So localization is basically hearing where you are in space and where other things are. So if you are able to sit in the middle of a room and close your eyes and sounds, you would be able to point where that sound is coming from the house Institute, they have created very sensitive test for localization, because when you are walking into those extremely stressful environments, with everything going on, we don't want them to have cognitive overload to be compensating for their hearing loss, because they're there to save lives. So when they're in the middle of that situation, it's extremely important for them to know to listen, is there somebody in the house and or the building, and they need to get to them quickly, most of the time, they have the communication clipped on their chest, because we can't have things in the ears for heat and fire safety as well. So there's a lot of challenges that firefighters have to overcome. But if they can't hear well in that situation, then it then increase the cognitive overload. They're not making the best decisions in the moment. And one thing that the firefighters have taught me is that they are crucial and spectacular at making decisions in the heat of the moment. They always have a plan B and C and D. And if you don't have it completely planned out in you know, way ahead of time, it's okay because it only counts in the moment.Blaise Delfino:
They are to all of our firefighters out there. Thank you so much for all that you do. And Dr. Hunt, you're absolutely right. You know, knowing my cousins, of course their family. There is always a plan A, B, C, D, E, F and G and they are just incredible, incredible people. Thank you to all of our firefighters, all of our servicemen. Dr. Hutch, it has been a pleasure having you on as a guest on the Hearing Matters Podcast. Do you have anything else that you would like to add to this episode with regard to supporting the military with hearing health care, and also our first responders?Judy Huch:
Well, mostly just say thank you for your service. And they're trained to respond my pleasure because to them, it's not above and beyond, it's just wired with within them. I just want them to know that there are many of us out here who want to support them and care for them. And make sure that things don't escalate when it comes to suicide in our military. And that's it's much higher than the regular population, and it starts with us. We need to listen, we need to make sure that they're heard and it is my pleasure and my honor to do that.Blaise Delfino:

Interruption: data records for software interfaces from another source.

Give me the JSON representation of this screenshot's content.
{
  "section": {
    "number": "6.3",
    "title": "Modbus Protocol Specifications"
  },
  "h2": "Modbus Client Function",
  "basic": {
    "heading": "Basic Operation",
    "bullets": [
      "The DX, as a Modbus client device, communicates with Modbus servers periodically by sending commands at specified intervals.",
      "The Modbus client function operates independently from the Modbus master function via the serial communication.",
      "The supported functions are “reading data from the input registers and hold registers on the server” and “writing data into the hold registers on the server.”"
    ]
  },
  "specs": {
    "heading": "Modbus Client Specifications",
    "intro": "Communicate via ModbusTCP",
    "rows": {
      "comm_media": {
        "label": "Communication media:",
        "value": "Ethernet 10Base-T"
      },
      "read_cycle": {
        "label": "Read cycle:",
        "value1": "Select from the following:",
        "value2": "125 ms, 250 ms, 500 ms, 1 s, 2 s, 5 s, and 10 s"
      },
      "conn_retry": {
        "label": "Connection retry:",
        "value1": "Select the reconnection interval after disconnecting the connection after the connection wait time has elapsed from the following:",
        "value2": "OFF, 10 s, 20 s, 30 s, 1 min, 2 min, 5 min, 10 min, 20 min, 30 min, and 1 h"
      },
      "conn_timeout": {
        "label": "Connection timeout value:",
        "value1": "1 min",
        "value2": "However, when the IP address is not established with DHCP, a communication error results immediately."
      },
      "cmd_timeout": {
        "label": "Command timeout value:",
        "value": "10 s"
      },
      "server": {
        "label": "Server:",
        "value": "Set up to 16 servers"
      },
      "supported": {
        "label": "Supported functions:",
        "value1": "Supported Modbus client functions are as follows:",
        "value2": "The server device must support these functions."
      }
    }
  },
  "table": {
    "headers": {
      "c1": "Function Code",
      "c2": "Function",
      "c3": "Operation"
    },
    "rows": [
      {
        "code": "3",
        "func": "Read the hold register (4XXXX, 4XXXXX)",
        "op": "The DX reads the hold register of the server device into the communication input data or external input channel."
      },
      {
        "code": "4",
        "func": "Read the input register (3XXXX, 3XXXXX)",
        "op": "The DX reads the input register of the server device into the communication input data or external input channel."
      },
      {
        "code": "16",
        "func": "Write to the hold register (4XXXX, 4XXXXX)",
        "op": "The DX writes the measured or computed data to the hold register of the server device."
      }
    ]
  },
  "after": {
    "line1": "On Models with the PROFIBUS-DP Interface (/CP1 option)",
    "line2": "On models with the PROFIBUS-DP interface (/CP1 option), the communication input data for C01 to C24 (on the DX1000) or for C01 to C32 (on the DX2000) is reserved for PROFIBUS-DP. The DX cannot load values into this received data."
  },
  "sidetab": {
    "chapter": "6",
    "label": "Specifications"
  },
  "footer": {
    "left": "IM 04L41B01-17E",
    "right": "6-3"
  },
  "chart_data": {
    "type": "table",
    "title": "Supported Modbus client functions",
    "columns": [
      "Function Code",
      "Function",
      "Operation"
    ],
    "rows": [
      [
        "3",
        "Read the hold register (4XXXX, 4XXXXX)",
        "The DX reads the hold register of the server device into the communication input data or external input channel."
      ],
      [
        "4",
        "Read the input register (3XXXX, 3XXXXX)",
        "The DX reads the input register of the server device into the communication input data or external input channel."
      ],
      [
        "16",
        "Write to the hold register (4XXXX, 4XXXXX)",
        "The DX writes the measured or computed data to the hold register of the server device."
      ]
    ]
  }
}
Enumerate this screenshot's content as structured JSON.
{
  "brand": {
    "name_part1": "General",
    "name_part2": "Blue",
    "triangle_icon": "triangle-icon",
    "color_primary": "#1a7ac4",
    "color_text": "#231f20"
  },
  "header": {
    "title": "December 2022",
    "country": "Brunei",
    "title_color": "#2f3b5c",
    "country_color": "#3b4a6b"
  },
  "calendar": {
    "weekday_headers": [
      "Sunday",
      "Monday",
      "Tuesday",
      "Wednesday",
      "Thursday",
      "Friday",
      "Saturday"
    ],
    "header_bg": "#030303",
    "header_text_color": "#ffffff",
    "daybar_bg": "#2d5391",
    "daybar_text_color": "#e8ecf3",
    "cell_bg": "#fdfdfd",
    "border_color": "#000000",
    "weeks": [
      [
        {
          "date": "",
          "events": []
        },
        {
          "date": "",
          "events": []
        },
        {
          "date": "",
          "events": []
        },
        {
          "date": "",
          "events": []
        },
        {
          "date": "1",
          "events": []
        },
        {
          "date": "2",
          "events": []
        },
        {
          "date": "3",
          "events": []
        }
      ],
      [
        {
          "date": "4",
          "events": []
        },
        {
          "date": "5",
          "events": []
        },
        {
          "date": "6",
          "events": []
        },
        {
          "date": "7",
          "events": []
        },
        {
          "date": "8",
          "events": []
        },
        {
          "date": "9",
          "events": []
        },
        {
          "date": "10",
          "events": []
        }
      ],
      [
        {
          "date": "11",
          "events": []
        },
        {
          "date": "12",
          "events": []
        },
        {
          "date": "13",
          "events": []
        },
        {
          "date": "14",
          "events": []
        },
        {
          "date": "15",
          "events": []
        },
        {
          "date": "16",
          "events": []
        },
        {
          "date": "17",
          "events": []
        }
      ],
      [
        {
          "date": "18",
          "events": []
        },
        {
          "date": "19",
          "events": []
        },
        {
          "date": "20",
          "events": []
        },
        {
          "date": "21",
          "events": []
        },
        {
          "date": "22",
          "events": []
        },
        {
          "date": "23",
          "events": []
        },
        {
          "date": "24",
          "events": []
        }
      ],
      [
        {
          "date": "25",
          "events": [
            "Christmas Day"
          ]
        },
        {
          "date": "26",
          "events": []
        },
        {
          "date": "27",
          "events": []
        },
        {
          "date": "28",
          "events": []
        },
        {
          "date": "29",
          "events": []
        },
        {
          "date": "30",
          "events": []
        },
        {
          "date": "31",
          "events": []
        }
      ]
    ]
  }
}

You're tuned into the Hearing Matters Podcast with Dr. Gregory Delfino, and Blaise Delfino of Audiology Services and Fader Plugs. Today we welcome Dr. Judy Hutch from Oro Valley Audiology in Tucson, Arizona. And we talked about going beyond the audiogram and supporting our military servicemen and women and also our first responders. Until next time, hear life's story.